Both sides are telling porkies. Remain have said leaving the EU would trash the economy, raise the prospect of a technical recession, and reduce living standards. All of us could lose £4,300 per household per year, while house prices could fall by 18%. Central to these alarmist projections has been the debased role of the UK Treasury, who have already been down this route in the indyref.

Leave are on shaky ground. The constantly used figure of the UK sending the EU £350 million pounds a week is wrong. They have adjusted their campaign battle bus to the figure £50 million a day, but that is wrong too. These figures are net: don’t count the UK rebate, or the monies we get back from the EU.

Then there is immigration. Remain say that the UK controls its borders, which is at best a half-truth. The UK is not part of Schengen, but cannot restrict EU nationals coming to the UK.

Leave have gone for broke on this. They have raised the prospect of Turkish membership of the EU, which isn’t going to happen anytime soon. They have used the threat of 79 million Turks having the right to come and live in the UK, when only seven million currently have passports.

Ian Botham said the UK population could reach 100 million, when it is currently 64 million. But then again, lots of the Remain side, and Labour in particular, cannot bring themselves to say there is any limit on the immigration figures, or that the 330,000 net who came in last year, is unsustainable each year in the longer run.

Both campaigns are saying that we the people are powerless in the face of elemental forces more important than us. That’s a dispiriting message, but as journalist Gary Younge said this week the debate has become reduced to a Tory internal one about ‘fundamentalism of the nation’ (Leave) versus ‘fundamentalism of the market’ (Remain).

So many issues are being left untouched in this. The EU has been a force for good, but is now at crisis point. The Euro zone and EU have big challenges ahead, which won’t be raised before June 23rd by Remain or the EU.

What happens to the UK as the Euro zone and European Union become overlapping? Currently, nine of the EU’s 28 member states are not Euro members, but most of the nine are committed to joining. What happens when only the UK and Denmark in the EU aren’t members of the Euro? The two states will be marginalised in the corridors of power in Brussels, and even international forums.

The EU aids jobs and prosperity we are told. It does to an extent, but also damages jobs. Greek youth unemployment is 51.4%, the Spanish rate 45% – as a whole generation of European youth are left excluded from prosperity.

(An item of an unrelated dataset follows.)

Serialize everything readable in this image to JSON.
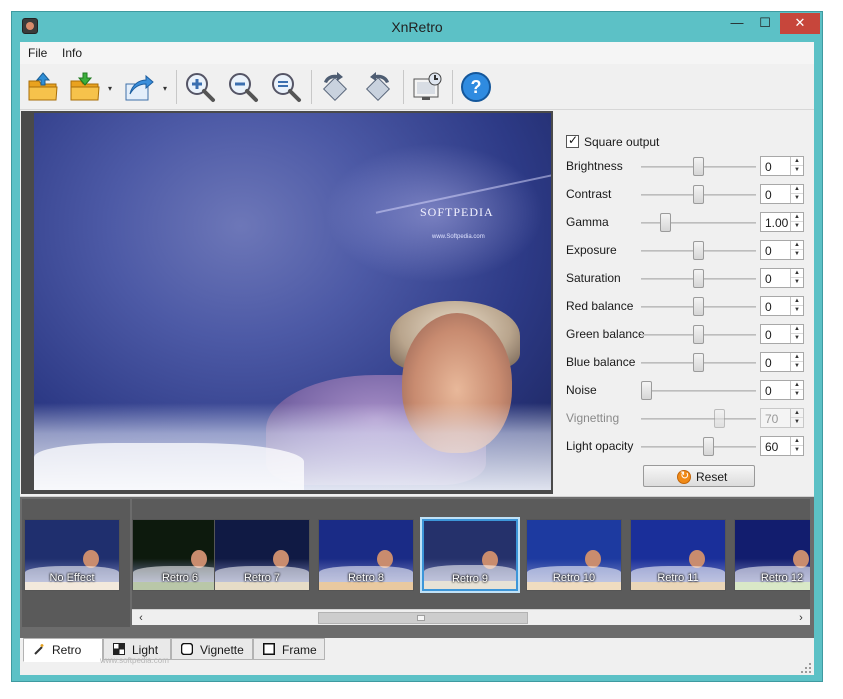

EU unemployment is 21 million as large parts of the continent face decades of low to no growth.

The losers in this campaign so far have been the British people, democracy and political debate. Between the siren voices of Remain and Leave, there is little space for the millions of don’t knows and a little light and ambiguity.

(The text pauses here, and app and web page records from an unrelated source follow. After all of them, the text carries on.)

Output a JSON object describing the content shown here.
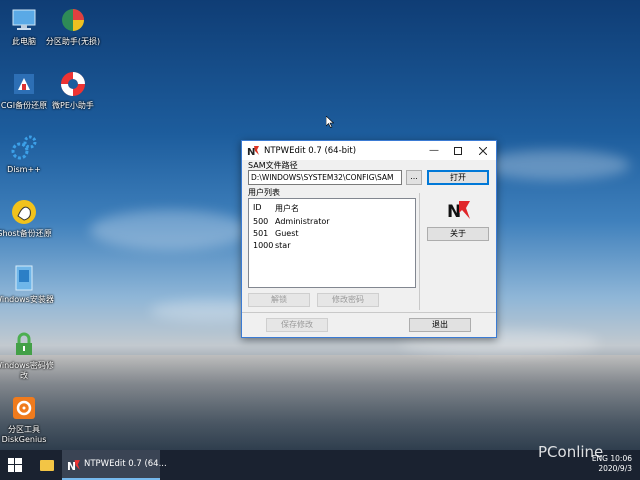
{
  "desktop": {
    "icons": [
      {
        "label": "此电脑",
        "icon": "computer-icon"
      },
      {
        "label": "分区助手(无损)",
        "icon": "partition-assistant-icon"
      },
      {
        "label": "CGI备份还原",
        "icon": "cgi-backup-icon"
      },
      {
        "label": "微PE小助手",
        "icon": "lifebuoy-icon"
      },
      {
        "label": "Dism++",
        "icon": "gears-icon"
      },
      {
        "label": "Ghost备份还原",
        "icon": "ghost-icon"
      },
      {
        "label": "Windows安装器",
        "icon": "windows-installer-icon"
      },
      {
        "label": "Windows密码修改",
        "icon": "password-lock-icon"
      },
      {
        "label": "分区工具DiskGenius",
        "icon": "diskgenius-icon"
      }
    ]
  },
  "dialog": {
    "title": "NTPWEdit 0.7 (64-bit)",
    "sam_label": "SAM文件路径",
    "sam_path": "D:\\WINDOWS\\SYSTEM32\\CONFIG\\SAM",
    "browse_label": "...",
    "open_label": "打开",
    "users_label": "用户列表",
    "columns": {
      "id": "ID",
      "name": "用户名"
    },
    "users": [
      {
        "id": "500",
        "name": "Administrator"
      },
      {
        "id": "501",
        "name": "Guest"
      },
      {
        "id": "1000",
        "name": "star"
      }
    ],
    "about_label": "关于",
    "unlock_label": "解锁",
    "change_password_label": "修改密码",
    "save_label": "保存修改",
    "exit_label": "退出"
  },
  "taskbar": {
    "task_label": "NTPWEdit 0.7 (64...",
    "tray_lang": "ENG",
    "tray_time": "10:06",
    "tray_date": "2020/9/3"
  },
  "watermark": "PConline",
  "colors": {
    "accent": "#0078d7",
    "taskbar": "#1a2230"
  }
}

There isn’t the huge gulf between Remain and Leave often portrayed. The UK is not going to become an enthusiast for European integration if we vote to Remain. However, Leave could have consequences for Scottish independence and Northern Ireland peace process.

There is even the prospect of a Remain vote being won by Scottish, Welsh and Northern pro-European votes overriding an English Leave, and beginning to unravel the UK from England. Just don’t expect our political classes to talk about such things. How can we expect to be anything but confused?